The Dow Jones Industrial Average dipped 114.98 points, or 0.69 percent, to 16,528.03. The S&P 500 lost 16.69 points, or 0.84 percent, to 1,972.18. The Nasdaq Composite Index shed 51.82 points, or 1.07 percent, to 4,776.51.
Investors were still sifting through the strong gross domestic product (GDP) report released Thursday.

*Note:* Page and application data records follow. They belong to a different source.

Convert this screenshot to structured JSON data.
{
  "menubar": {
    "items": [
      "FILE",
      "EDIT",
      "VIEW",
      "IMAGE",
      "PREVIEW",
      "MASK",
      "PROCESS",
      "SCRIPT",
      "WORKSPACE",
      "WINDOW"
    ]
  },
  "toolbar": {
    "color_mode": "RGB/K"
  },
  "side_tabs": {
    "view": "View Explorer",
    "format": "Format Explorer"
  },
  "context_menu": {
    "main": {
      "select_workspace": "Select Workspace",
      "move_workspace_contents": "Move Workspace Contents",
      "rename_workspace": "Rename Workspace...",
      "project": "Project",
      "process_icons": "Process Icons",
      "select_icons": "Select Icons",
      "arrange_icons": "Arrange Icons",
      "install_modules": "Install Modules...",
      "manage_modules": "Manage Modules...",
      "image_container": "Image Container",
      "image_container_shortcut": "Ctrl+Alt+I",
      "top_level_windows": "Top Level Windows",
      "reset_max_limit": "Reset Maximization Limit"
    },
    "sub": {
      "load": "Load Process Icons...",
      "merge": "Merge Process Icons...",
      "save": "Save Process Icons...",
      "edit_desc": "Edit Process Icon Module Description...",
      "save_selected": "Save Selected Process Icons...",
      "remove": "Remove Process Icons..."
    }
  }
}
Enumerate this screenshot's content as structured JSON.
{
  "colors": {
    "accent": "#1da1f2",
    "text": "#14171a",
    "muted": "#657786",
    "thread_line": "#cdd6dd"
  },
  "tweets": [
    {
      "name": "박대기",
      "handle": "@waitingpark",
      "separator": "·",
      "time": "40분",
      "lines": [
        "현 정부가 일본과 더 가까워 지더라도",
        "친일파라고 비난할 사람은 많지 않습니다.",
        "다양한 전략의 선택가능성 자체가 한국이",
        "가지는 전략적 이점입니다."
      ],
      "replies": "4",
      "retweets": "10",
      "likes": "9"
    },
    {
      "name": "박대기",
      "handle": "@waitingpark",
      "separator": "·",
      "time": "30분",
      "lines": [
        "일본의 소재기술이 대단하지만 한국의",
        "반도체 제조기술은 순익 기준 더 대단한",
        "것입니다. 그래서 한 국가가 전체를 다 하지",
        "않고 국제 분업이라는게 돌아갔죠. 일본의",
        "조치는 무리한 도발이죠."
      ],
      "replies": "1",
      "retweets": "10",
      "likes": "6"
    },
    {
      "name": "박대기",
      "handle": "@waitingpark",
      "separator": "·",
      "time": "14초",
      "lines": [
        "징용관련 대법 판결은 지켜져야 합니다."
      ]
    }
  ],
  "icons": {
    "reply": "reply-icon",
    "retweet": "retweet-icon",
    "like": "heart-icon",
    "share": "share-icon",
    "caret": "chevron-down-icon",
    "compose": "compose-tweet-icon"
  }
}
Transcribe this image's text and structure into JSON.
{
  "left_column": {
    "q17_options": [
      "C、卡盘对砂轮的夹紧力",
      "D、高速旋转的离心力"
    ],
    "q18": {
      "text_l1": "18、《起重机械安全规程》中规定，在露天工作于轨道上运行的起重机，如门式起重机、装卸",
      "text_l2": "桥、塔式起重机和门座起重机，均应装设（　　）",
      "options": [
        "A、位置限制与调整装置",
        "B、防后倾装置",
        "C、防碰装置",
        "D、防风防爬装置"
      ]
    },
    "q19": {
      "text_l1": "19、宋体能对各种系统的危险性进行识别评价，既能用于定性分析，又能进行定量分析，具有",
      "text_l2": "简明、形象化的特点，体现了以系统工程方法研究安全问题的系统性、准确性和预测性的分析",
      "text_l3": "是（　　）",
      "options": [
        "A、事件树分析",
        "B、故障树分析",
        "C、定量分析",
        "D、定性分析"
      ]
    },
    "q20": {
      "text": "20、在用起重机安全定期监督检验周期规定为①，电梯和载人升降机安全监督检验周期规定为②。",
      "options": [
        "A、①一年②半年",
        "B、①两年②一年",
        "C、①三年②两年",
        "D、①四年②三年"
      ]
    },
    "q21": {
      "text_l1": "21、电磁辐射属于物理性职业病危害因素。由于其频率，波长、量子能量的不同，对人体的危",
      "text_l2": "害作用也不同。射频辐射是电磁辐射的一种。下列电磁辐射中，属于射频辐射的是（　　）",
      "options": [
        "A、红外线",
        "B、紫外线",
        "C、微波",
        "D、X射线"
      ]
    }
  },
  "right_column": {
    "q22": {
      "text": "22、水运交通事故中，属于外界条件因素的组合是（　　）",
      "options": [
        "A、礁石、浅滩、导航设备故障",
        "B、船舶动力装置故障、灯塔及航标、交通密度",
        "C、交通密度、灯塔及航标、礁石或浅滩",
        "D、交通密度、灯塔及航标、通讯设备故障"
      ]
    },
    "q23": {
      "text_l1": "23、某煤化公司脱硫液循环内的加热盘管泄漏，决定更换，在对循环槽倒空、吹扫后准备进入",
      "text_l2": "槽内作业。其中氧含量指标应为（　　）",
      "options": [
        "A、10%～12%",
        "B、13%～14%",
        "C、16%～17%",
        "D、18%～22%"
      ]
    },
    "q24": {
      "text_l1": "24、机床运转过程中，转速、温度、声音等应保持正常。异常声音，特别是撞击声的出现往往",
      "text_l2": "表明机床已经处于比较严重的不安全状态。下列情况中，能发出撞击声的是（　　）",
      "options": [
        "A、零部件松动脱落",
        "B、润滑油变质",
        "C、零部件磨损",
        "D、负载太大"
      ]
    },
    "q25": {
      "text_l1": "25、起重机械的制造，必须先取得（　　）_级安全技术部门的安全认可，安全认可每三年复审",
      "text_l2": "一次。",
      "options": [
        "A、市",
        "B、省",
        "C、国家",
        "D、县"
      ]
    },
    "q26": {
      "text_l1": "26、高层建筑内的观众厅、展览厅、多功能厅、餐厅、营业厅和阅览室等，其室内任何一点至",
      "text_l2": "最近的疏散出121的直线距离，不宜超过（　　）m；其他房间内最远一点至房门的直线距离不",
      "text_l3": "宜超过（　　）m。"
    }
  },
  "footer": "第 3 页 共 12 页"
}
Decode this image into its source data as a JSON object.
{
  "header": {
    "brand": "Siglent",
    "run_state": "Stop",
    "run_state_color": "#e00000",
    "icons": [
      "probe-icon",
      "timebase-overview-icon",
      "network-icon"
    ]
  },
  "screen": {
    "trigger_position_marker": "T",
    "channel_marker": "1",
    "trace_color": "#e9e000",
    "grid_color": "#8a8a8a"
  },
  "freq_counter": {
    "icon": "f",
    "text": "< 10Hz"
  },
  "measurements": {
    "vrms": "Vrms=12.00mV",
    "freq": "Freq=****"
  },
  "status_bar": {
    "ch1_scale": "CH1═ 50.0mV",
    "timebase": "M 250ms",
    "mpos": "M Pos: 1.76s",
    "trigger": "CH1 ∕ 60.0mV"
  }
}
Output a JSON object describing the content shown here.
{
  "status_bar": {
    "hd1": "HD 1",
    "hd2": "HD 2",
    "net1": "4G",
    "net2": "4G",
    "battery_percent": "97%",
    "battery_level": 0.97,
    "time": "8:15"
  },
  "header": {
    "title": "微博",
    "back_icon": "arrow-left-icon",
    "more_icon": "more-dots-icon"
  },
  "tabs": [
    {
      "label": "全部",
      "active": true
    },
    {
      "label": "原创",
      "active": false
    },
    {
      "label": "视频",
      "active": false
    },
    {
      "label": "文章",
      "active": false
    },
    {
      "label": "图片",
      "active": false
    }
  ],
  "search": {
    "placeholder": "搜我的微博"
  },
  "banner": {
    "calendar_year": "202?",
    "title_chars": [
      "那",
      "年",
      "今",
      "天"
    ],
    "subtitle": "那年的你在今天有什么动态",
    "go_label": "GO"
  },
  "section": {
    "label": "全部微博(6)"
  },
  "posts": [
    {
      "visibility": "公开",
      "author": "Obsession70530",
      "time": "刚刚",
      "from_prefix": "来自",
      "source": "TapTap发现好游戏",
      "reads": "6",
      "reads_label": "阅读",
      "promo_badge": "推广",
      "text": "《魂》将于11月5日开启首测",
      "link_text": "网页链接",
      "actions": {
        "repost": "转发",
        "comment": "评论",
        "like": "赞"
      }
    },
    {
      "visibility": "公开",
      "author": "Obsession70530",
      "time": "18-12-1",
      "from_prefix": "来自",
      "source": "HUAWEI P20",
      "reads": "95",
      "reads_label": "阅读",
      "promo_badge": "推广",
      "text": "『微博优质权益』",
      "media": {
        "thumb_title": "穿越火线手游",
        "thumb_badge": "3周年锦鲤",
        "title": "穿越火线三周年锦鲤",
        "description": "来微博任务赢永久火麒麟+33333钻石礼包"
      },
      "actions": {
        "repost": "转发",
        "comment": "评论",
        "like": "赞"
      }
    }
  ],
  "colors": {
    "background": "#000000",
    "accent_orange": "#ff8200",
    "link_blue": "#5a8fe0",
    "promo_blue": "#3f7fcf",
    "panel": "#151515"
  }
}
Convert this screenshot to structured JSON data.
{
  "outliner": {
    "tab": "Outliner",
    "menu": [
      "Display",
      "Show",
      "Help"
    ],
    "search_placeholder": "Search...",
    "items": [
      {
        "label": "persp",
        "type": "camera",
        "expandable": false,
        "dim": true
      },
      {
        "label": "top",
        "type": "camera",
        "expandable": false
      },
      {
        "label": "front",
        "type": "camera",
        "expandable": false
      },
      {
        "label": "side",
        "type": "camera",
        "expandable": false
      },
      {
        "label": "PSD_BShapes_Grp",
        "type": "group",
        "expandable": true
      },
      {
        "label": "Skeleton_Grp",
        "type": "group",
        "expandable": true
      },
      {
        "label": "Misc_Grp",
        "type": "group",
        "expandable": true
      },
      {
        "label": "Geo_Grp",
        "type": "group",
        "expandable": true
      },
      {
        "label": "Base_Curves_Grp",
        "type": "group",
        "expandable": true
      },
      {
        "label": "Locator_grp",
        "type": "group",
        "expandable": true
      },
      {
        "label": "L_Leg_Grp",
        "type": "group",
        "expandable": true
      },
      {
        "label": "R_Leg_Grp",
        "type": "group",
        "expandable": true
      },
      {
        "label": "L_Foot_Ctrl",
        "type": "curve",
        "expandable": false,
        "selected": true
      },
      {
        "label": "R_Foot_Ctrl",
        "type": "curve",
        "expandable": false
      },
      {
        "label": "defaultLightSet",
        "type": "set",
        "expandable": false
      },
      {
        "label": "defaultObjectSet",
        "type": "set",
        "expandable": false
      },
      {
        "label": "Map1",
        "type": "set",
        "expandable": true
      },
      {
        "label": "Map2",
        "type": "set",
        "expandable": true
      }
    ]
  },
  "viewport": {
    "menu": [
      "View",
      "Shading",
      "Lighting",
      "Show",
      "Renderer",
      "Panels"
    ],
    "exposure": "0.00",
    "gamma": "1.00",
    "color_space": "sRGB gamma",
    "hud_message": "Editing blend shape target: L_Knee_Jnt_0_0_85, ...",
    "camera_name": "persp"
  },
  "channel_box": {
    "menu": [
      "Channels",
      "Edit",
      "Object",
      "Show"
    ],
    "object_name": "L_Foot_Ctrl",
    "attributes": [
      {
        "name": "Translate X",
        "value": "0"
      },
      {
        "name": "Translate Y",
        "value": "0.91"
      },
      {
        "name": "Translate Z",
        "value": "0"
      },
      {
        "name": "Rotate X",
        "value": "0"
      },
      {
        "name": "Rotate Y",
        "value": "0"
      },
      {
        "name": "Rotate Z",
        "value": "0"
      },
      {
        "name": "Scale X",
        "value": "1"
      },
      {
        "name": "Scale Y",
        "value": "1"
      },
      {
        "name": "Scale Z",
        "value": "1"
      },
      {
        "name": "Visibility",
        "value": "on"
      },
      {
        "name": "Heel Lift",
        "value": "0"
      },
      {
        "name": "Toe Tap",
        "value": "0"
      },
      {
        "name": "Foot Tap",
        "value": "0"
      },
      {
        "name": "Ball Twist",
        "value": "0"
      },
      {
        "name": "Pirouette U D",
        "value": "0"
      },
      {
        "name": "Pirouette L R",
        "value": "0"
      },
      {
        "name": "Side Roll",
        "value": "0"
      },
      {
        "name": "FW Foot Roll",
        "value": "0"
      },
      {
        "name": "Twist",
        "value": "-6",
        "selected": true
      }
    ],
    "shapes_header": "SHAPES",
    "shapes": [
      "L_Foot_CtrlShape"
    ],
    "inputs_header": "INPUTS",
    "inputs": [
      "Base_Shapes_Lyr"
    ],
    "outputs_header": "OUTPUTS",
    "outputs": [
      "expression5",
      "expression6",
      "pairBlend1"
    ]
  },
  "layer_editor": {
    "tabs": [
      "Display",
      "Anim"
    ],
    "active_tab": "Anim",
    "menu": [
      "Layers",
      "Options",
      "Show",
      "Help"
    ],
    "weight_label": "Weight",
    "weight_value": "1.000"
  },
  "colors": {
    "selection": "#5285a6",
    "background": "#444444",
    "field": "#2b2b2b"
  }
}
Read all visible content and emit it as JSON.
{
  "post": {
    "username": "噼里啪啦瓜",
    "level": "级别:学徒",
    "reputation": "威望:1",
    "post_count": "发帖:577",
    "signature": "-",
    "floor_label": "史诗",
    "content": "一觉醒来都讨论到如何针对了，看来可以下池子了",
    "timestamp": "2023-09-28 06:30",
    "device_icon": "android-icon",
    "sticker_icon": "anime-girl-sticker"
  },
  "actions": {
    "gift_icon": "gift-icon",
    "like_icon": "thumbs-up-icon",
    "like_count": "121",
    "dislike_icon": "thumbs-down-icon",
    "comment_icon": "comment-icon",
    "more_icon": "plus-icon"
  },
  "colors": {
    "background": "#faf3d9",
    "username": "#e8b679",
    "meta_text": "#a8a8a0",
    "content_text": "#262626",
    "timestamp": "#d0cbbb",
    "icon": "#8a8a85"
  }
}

The U.S. Commerce Department revised up its estimate for the country's GDP growth in the second quarter to 3.7 percent, which is much higher than the 0.6-percent growth in the first quarter.
A separate report from the department showed that U.S. personal income in July increased 0.4 percent and personal consumption expenditures increased 0.3 percent after an upwardly revised 0.3 percent rise in June.
Federal Vice Chairman Stanley Fischer said Friday that it was too early to determine whether last week's market turmoil would impact the likelihood of a rate hike next month.
He added in a Saturday speech that U.S. inflation was likely to rebound, which allows for a gradual increase in rates.
Meanwhile, the Chicago Business Barometer held on to most of July's gain, falling to 54.4 in August from 54.7 in July, according to the ISM-Chicago Business Survey Monday.
Oil prices surged for the third straight session Monday, with the U.S oil jumping nearly 9 percent, which bolstered the energy sector and buttressed the stock market for further decline.
Lifted by the spiking oil prices, the energy sector rose 1.05 percent Monday, the only advancer among the S&P 500's ten sectors.
Overseas, Chinese shares saw a weak performance Monday, with the benchmark Shanghai Composite Index dipping 0.82 percent to finish at 3,205.99 points, as the government intensifies efforts to crack down on market manipulation.
For the month, all three major indices suffered big losses, with the Dow, the S&P 500 and the Nasdaq plunging 6.6 percent, 6.3 percent and 6.9 percent, respectively.